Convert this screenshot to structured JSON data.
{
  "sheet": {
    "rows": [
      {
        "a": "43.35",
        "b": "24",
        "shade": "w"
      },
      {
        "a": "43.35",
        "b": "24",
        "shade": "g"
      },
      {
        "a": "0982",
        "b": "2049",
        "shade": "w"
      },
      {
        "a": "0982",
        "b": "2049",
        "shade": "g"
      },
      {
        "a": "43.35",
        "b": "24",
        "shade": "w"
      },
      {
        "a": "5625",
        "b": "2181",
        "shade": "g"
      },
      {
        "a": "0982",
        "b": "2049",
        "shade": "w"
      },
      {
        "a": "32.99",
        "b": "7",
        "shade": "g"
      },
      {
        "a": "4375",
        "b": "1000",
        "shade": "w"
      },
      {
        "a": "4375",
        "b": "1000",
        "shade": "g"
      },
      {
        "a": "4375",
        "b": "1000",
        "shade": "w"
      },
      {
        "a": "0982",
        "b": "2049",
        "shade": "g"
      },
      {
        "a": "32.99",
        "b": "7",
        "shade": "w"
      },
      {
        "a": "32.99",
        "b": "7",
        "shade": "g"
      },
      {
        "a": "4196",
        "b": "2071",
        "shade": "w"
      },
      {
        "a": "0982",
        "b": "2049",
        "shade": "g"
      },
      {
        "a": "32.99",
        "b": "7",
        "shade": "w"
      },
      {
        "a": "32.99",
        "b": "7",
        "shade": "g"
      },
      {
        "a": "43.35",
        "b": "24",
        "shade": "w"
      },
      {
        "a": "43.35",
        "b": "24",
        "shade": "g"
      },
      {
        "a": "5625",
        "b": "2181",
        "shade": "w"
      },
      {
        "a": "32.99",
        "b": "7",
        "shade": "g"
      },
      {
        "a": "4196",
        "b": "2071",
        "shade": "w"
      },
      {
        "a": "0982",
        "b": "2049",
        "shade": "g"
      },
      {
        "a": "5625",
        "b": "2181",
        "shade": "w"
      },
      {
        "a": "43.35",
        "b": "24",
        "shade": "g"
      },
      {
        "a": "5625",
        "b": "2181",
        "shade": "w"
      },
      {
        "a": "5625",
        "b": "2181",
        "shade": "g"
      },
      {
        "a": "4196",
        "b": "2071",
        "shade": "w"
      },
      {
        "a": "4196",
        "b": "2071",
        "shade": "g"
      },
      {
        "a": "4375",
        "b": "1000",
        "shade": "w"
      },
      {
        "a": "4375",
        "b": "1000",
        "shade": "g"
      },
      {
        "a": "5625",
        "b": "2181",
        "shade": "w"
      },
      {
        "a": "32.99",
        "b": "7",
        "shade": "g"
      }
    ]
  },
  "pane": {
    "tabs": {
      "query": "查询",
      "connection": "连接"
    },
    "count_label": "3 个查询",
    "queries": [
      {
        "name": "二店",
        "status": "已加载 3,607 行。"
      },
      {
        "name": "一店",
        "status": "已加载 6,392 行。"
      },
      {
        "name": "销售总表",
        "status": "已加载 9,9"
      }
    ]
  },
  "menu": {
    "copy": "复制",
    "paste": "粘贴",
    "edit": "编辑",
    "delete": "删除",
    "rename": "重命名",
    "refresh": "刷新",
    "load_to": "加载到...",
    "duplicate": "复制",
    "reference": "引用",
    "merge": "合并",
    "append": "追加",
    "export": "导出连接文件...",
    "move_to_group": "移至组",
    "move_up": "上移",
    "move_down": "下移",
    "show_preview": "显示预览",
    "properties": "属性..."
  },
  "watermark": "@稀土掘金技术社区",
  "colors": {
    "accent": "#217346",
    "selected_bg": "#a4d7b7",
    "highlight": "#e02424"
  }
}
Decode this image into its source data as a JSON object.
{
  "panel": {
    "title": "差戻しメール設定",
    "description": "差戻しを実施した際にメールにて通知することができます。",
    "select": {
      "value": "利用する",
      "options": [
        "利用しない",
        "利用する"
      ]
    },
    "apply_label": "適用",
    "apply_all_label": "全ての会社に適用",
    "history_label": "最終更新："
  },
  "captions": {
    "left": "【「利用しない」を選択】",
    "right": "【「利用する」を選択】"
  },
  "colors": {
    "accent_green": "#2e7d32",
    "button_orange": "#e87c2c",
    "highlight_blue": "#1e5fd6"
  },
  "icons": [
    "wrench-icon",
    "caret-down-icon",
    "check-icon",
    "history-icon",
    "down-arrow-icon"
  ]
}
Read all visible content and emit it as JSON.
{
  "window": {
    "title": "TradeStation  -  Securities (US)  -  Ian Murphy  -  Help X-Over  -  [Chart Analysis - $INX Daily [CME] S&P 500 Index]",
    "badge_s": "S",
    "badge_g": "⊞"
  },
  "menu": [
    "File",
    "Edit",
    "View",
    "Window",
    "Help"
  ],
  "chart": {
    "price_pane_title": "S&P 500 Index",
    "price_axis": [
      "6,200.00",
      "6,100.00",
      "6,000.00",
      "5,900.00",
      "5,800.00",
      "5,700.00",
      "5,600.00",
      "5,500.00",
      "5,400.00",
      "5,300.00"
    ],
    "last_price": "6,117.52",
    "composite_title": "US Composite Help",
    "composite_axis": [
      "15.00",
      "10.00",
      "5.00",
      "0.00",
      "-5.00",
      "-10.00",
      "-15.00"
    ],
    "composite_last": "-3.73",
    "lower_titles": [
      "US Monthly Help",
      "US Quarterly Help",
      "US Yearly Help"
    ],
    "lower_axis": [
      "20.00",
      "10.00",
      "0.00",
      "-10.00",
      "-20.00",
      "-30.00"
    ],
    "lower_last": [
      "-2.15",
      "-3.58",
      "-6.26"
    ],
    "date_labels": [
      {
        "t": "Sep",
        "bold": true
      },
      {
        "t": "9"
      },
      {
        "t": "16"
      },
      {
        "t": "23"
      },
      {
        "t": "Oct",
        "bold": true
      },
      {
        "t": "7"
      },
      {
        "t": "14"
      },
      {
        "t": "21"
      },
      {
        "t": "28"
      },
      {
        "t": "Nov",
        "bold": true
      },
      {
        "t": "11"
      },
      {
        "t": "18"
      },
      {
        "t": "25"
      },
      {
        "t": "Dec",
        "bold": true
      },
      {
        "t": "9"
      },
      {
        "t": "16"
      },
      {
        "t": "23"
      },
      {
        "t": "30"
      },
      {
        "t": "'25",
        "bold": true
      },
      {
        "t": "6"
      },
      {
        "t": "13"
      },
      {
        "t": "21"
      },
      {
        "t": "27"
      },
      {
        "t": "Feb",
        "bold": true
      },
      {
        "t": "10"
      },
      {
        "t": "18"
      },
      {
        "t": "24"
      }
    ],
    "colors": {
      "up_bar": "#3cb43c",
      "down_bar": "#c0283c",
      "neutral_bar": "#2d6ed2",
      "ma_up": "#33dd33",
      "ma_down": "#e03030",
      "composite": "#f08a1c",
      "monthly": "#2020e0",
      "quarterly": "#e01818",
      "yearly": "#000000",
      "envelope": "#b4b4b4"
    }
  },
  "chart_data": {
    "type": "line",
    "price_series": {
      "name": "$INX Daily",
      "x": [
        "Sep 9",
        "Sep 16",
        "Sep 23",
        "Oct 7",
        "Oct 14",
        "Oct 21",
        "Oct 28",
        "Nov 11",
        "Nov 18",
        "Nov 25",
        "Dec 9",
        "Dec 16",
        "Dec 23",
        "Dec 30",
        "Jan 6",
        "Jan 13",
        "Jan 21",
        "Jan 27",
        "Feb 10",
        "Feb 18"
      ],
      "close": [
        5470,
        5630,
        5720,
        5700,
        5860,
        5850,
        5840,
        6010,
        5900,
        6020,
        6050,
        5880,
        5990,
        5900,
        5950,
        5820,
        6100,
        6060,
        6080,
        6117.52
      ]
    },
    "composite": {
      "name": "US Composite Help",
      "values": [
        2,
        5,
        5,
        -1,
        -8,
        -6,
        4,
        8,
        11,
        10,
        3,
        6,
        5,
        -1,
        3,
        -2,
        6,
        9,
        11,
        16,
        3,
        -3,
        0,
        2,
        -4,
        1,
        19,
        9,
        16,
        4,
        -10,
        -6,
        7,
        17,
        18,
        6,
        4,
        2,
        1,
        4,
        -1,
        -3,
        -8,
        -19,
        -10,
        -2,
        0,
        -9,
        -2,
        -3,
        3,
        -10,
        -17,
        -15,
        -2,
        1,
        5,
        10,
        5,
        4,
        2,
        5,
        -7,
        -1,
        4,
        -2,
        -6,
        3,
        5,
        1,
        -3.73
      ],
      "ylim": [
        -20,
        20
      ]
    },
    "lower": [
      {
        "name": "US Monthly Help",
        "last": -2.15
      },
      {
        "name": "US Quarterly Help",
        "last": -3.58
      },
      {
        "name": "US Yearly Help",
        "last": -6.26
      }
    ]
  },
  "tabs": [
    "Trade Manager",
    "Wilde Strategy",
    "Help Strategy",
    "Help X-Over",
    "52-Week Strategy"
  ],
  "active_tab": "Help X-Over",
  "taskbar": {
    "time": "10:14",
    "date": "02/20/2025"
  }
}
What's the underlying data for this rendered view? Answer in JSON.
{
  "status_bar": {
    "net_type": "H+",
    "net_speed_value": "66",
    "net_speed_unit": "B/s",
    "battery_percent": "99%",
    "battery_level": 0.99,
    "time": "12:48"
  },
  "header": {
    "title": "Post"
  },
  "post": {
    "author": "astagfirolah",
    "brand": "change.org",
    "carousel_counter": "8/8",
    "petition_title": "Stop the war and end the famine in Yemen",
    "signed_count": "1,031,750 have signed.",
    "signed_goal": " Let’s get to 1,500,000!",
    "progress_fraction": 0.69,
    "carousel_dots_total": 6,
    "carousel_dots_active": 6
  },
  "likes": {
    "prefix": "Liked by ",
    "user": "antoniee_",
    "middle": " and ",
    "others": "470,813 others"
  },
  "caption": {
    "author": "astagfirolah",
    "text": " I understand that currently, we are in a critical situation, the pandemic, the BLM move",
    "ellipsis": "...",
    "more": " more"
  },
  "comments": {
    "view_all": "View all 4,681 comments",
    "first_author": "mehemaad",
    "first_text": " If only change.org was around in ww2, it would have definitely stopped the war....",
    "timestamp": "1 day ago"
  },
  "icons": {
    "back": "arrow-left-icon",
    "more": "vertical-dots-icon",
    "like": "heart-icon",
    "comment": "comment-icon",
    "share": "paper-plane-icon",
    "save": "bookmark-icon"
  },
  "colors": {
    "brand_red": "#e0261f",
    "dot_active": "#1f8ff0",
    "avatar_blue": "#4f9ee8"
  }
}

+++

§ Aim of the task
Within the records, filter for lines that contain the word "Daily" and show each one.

§ Task output
    "title": "TradeStation  -  Securities (US)  -  Ian Murphy  -  Help X-Over  -  [Chart Analysis - $INX Daily [CME] S&P 500 Index]",
      "name": "$INX Daily",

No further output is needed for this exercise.